verb (used with object), po·lar·ized, po·lar·iz·ing.
verb (used without object), po·lar·ized, po·lar·iz·ing.
- polarization charge,
- polarized light,
- polarizing angle,
- polarizing filter
Origin of polarize
Examples from the Web for polarise
It may be said to polarise the idea, so often presented in his poetry, that doubt is a condition of the vitality of faith.The Browning Cyclopdia|Edward Berdoe

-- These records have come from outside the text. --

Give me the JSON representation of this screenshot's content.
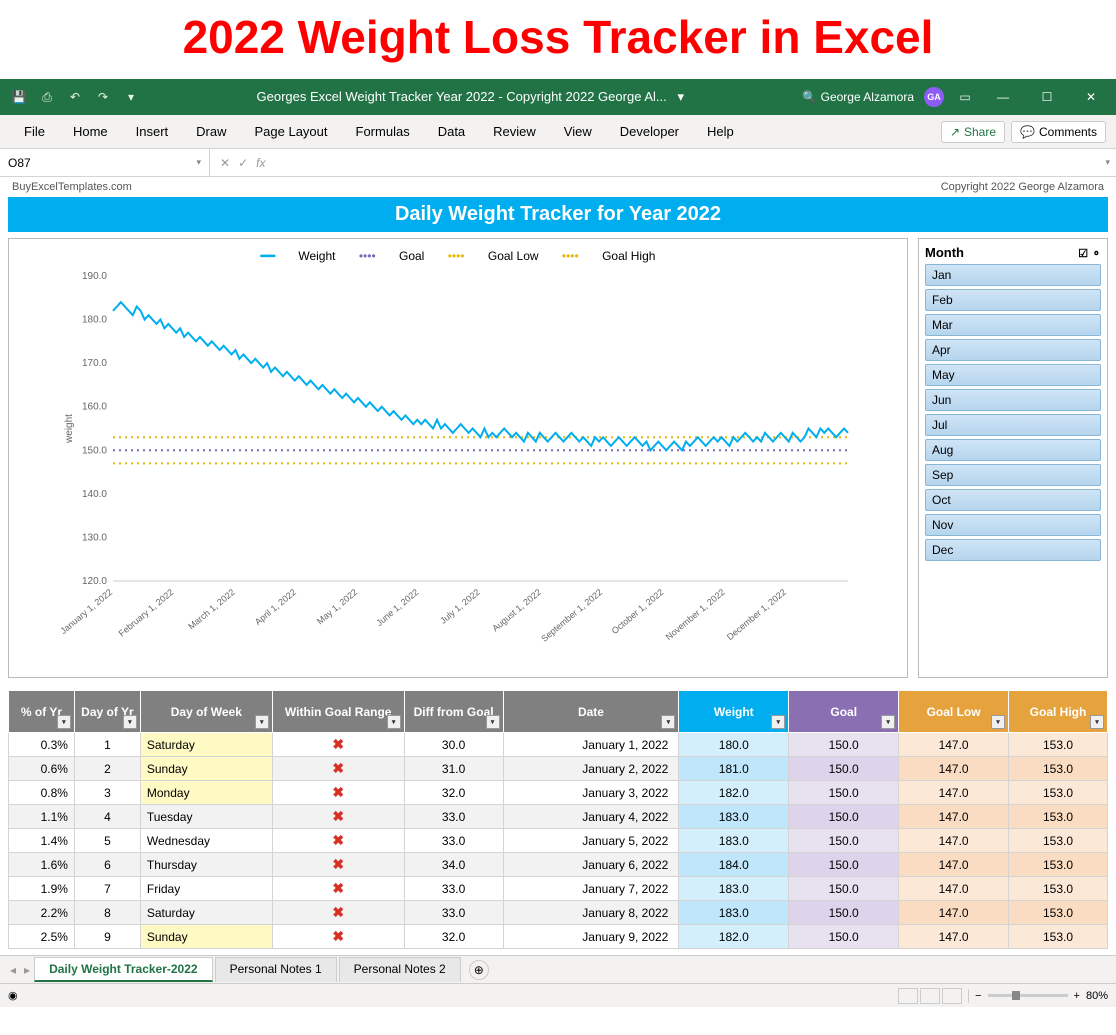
{
  "page_heading": "2022 Weight Loss Tracker in Excel",
  "titlebar": {
    "doc_title": "Georges Excel Weight Tracker Year 2022 - Copyright 2022 George Al...",
    "user_name": "George Alzamora",
    "user_initials": "GA"
  },
  "ribbon_tabs": [
    "File",
    "Home",
    "Insert",
    "Draw",
    "Page Layout",
    "Formulas",
    "Data",
    "Review",
    "View",
    "Developer",
    "Help"
  ],
  "ribbon_actions": {
    "share": "Share",
    "comments": "Comments"
  },
  "name_box": "O87",
  "sheet_meta": {
    "left": "BuyExcelTemplates.com",
    "right": "Copyright 2022  George Alzamora"
  },
  "chart_banner": "Daily Weight Tracker for Year 2022",
  "legend": {
    "weight": "Weight",
    "goal": "Goal",
    "goal_low": "Goal Low",
    "goal_high": "Goal High"
  },
  "chart_data": {
    "type": "line",
    "ylabel": "weight",
    "ylim": [
      120,
      190
    ],
    "yticks": [
      120.0,
      130.0,
      140.0,
      150.0,
      160.0,
      170.0,
      180.0,
      190.0
    ],
    "x_categories": [
      "January 1, 2022",
      "February 1, 2022",
      "March 1, 2022",
      "April 1, 2022",
      "May 1, 2022",
      "June 1, 2022",
      "July 1, 2022",
      "August 1, 2022",
      "September 1, 2022",
      "October 1, 2022",
      "November 1, 2022",
      "December 1, 2022"
    ],
    "series": [
      {
        "name": "Weight",
        "style": "solid",
        "color": "#00aeef",
        "values": [
          182,
          183,
          184,
          183,
          182,
          181,
          183,
          182,
          180,
          181,
          180,
          179,
          180,
          178,
          179,
          178,
          177,
          178,
          176,
          177,
          176,
          175,
          176,
          175,
          174,
          175,
          174,
          173,
          174,
          173,
          172,
          173,
          171,
          172,
          171,
          170,
          171,
          170,
          169,
          170,
          168,
          169,
          168,
          167,
          168,
          167,
          166,
          167,
          166,
          165,
          166,
          165,
          164,
          165,
          164,
          163,
          164,
          163,
          162,
          163,
          162,
          161,
          162,
          161,
          160,
          161,
          160,
          159,
          160,
          159,
          158,
          159,
          158,
          157,
          158,
          157,
          156,
          157,
          156,
          157,
          156,
          155,
          157,
          155,
          156,
          155,
          154,
          155,
          156,
          155,
          154,
          155,
          154,
          153,
          155,
          153,
          154,
          153,
          154,
          155,
          154,
          153,
          154,
          153,
          152,
          154,
          153,
          152,
          154,
          153,
          152,
          153,
          154,
          153,
          152,
          153,
          154,
          153,
          152,
          153,
          152,
          151,
          153,
          152,
          153,
          152,
          151,
          152,
          153,
          152,
          151,
          152,
          153,
          152,
          151,
          152,
          150,
          151,
          152,
          151,
          150,
          151,
          152,
          151,
          150,
          152,
          151,
          152,
          153,
          152,
          151,
          152,
          153,
          152,
          153,
          152,
          151,
          153,
          152,
          153,
          154,
          153,
          152,
          153,
          152,
          154,
          153,
          152,
          153,
          154,
          153,
          152,
          154,
          153,
          152,
          153,
          155,
          154,
          153,
          155,
          154,
          155,
          154,
          153,
          154,
          155,
          154
        ]
      },
      {
        "name": "Goal",
        "style": "dotted",
        "color": "#7b68b8",
        "constant": 150.0
      },
      {
        "name": "Goal Low",
        "style": "dotted",
        "color": "#e6b800",
        "constant": 147.0
      },
      {
        "name": "Goal High",
        "style": "dotted",
        "color": "#e6b800",
        "constant": 153.0
      }
    ]
  },
  "slicer": {
    "title": "Month",
    "items": [
      "Jan",
      "Feb",
      "Mar",
      "Apr",
      "May",
      "Jun",
      "Jul",
      "Aug",
      "Sep",
      "Oct",
      "Nov",
      "Dec"
    ]
  },
  "table": {
    "columns": [
      "% of Yr",
      "Day of Yr",
      "Day of Week",
      "Within Goal Range",
      "Diff from Goal",
      "Date",
      "Weight",
      "Goal",
      "Goal Low",
      "Goal High"
    ],
    "rows": [
      {
        "pct": "0.3%",
        "day": "1",
        "dow": "Saturday",
        "weekend": true,
        "ok": "✖",
        "diff": "30.0",
        "date": "January 1, 2022",
        "w": "180.0",
        "g": "150.0",
        "gl": "147.0",
        "gh": "153.0"
      },
      {
        "pct": "0.6%",
        "day": "2",
        "dow": "Sunday",
        "weekend": true,
        "ok": "✖",
        "diff": "31.0",
        "date": "January 2, 2022",
        "w": "181.0",
        "g": "150.0",
        "gl": "147.0",
        "gh": "153.0"
      },
      {
        "pct": "0.8%",
        "day": "3",
        "dow": "Monday",
        "weekend": true,
        "ok": "✖",
        "diff": "32.0",
        "date": "January 3, 2022",
        "w": "182.0",
        "g": "150.0",
        "gl": "147.0",
        "gh": "153.0"
      },
      {
        "pct": "1.1%",
        "day": "4",
        "dow": "Tuesday",
        "weekend": false,
        "ok": "✖",
        "diff": "33.0",
        "date": "January 4, 2022",
        "w": "183.0",
        "g": "150.0",
        "gl": "147.0",
        "gh": "153.0"
      },
      {
        "pct": "1.4%",
        "day": "5",
        "dow": "Wednesday",
        "weekend": false,
        "ok": "✖",
        "diff": "33.0",
        "date": "January 5, 2022",
        "w": "183.0",
        "g": "150.0",
        "gl": "147.0",
        "gh": "153.0"
      },
      {
        "pct": "1.6%",
        "day": "6",
        "dow": "Thursday",
        "weekend": false,
        "ok": "✖",
        "diff": "34.0",
        "date": "January 6, 2022",
        "w": "184.0",
        "g": "150.0",
        "gl": "147.0",
        "gh": "153.0"
      },
      {
        "pct": "1.9%",
        "day": "7",
        "dow": "Friday",
        "weekend": false,
        "ok": "✖",
        "diff": "33.0",
        "date": "January 7, 2022",
        "w": "183.0",
        "g": "150.0",
        "gl": "147.0",
        "gh": "153.0"
      },
      {
        "pct": "2.2%",
        "day": "8",
        "dow": "Saturday",
        "weekend": false,
        "ok": "✖",
        "diff": "33.0",
        "date": "January 8, 2022",
        "w": "183.0",
        "g": "150.0",
        "gl": "147.0",
        "gh": "153.0"
      },
      {
        "pct": "2.5%",
        "day": "9",
        "dow": "Sunday",
        "weekend": true,
        "ok": "✖",
        "diff": "32.0",
        "date": "January 9, 2022",
        "w": "182.0",
        "g": "150.0",
        "gl": "147.0",
        "gh": "153.0"
      }
    ]
  },
  "sheet_tabs": [
    "Daily Weight Tracker-2022",
    "Personal Notes 1",
    "Personal Notes 2"
  ],
  "status": {
    "zoom": "80%"
  }
}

1811, in optics, from French polariser, coined by French physicist Étienne-Louis Malus (1775-1812) as a term in optics, from Modern Latin polaris "polar" (see polar). Transferred sense of "to accentuate a division in a group or system" is first recorded 1949 in Arthur Koestler. Related: Polarized; polarizing.